Recording Chopin's Concertos with compatriot maestro
-- You are going to record the two piano concertos by Chopin. How do you characterize maestro Semkow?
RB: He is energetic and excellent from a musical viewpoint. In the Piano Concertos by Chopin, there are times when orchestra must echo the same part as the piano solo part; Expressing appropriately tempo rubatos and agogics requires the highest level of delicacy and sensitivity. I think he has a full-fledged understanding of it and we will be able to effectively collaborate. I strongly believe that it is meaningful to play Chopin with the musician who has grown in the same land as Chopin. I would like to let people listen to the Chopin music grounded on the Polish tradition.
-- How do you spend your days off? For example what books are you fond of?
RB: I began studying philosophy at Nicolaus Copernicus University in Toruń last year.

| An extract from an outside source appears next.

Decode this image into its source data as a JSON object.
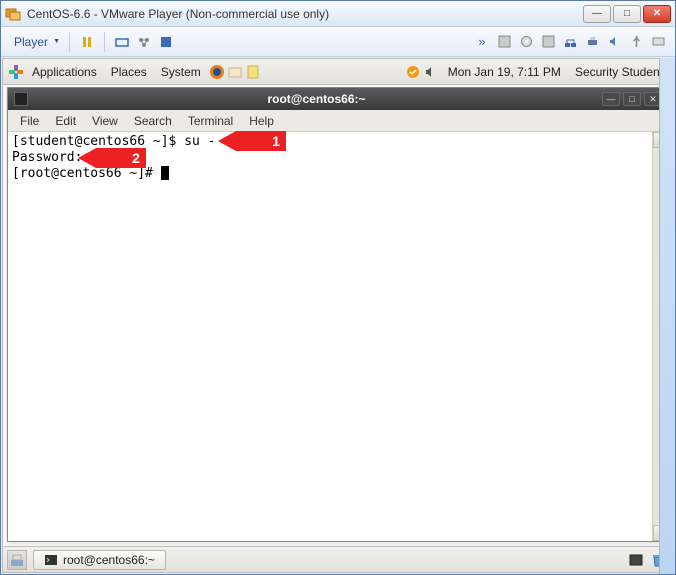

Studies of Plato and Aristotle. Also, there is a Polish philosopher Roman Witold Ingarden who has interesting writings of philosophy of music. I’m interested in and read his books. Ingarden was a student of Husserl, the phenomenologist. Therefore, I read books on Husserl, too.

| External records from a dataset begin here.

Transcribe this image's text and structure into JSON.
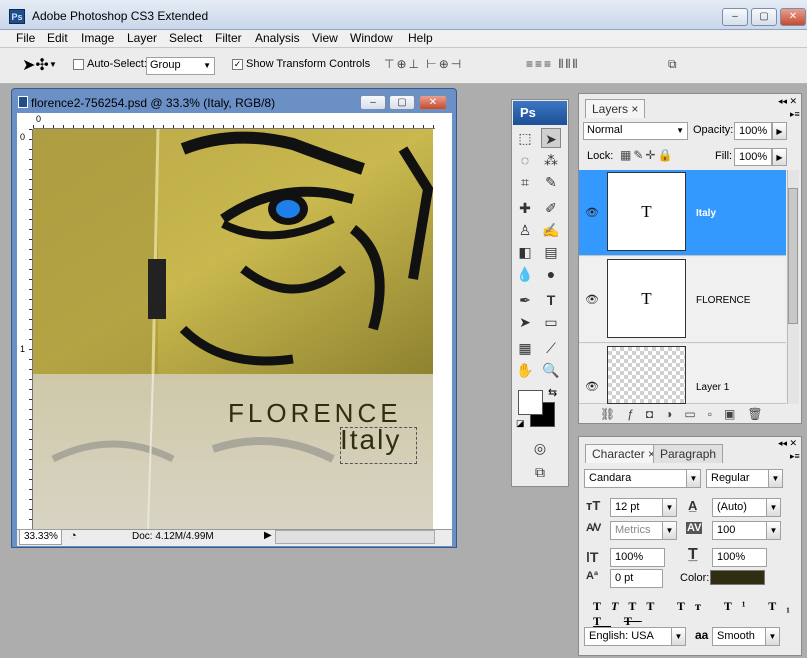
{
  "app": {
    "title": "Adobe Photoshop CS3 Extended",
    "logo": "Ps"
  },
  "window_controls": {
    "minimize": "–",
    "maximize": "▢",
    "close": "✕"
  },
  "menu": [
    "File",
    "Edit",
    "Image",
    "Layer",
    "Select",
    "Filter",
    "Analysis",
    "View",
    "Window",
    "Help"
  ],
  "options": {
    "auto_select_label": "Auto-Select:",
    "auto_select_value": "Group",
    "show_transform_label": "Show Transform Controls"
  },
  "document": {
    "title": "florence2-756254.psd @ 33.3% (Italy, RGB/8)",
    "ruler_h0": "0",
    "ruler_v0": "0",
    "ruler_v1": "1",
    "headline": "FLORENCE",
    "subline": "Italy",
    "zoom": "33.33%",
    "doc_size": "Doc: 4.12M/4.99M"
  },
  "tools": {
    "logo": "Ps"
  },
  "layers": {
    "tab": "Layers",
    "blend_mode": "Normal",
    "opacity_label": "Opacity:",
    "opacity": "100%",
    "lock_label": "Lock:",
    "fill_label": "Fill:",
    "fill": "100%",
    "items": [
      {
        "name": "Italy",
        "thumb": "T"
      },
      {
        "name": "FLORENCE",
        "thumb": "T"
      },
      {
        "name": "Layer 1",
        "thumb": ""
      }
    ]
  },
  "character": {
    "tab1": "Character",
    "tab2": "Paragraph",
    "font": "Candara",
    "style": "Regular",
    "size": "12 pt",
    "leading": "(Auto)",
    "kerning": "Metrics",
    "tracking": "100",
    "vscale": "100%",
    "hscale": "100%",
    "baseline": "0 pt",
    "color_label": "Color:",
    "color": "#2f2e12",
    "language": "English: USA",
    "aa_icon": "aa",
    "antialias": "Smooth"
  },
  "colors": {
    "accent": "#3399ff",
    "titlebar": "#c9d7ea",
    "doc_frame": "#6a90c6"
  }
}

-- Do you go to church on Sunday during your stay in Japan?
RB: Yes, I’ve already been there twice. I will go to another mass when I go to Osaka later this week. The church in Hatsudai (name of a town in Tokyo) I went to recently had a new organ installed and it sounded fabulously.
-- You don’t play piano on Sabbath day?
RB: Of course I don’t play when I’m at home – I’m joking. Actually I spend more time playing piano on Sunday than usual. Last week I held a recital on Saturday (at Tokyo Opera City Hall), so exceptionally I didn’t play piano in the following day or on Sunday. This Sunday was the only day off for me during the Japan tour. But basically I’m like a bird who has no day when he doesn’t fly. I have no day when I don’t play piano (laughing).
-- What is the relationship between faith and music for you?
RB: It is meaningful that faith is a support for me to live. Faith supports me as a human and as a musician when I do various activities wherever I am. It is something that I always count on. For Bach, Mozart and many other artists, faith was of great significance from a different angle. Bach had to write cantata for Sunday mass; for Mozart, requiem was one of the most important works. Many musicians have found a profound meaning in faith; in the same manner, for me faith is essential.
-- Thank you very much for your time. I wish for your continued success.
(End of the interview)
Small and slim built with a boyish face, Rafał Blechacz was a quiet, sincere and intelligent man– the same as the music he performs. I had this interview with him eight months ago. Today, I received his new CD “Chopin The Piano Concertos”. As is always so, there is nothing that he tried to do something especially differentiating. His playing is never aggressive or pretentious. His graceful touch and purest expression bring out the music naturally spreading fresh and juicy spirits everywhere. While listening, I was taken back to the time when I heard these Concertos for the first time and was deeply moved. His concerto in F minor is especially touching. Only a youth of delicate and pure soul like him can perform it in such a way to purify your heart and mind.
(by Tsutomu Nasuda)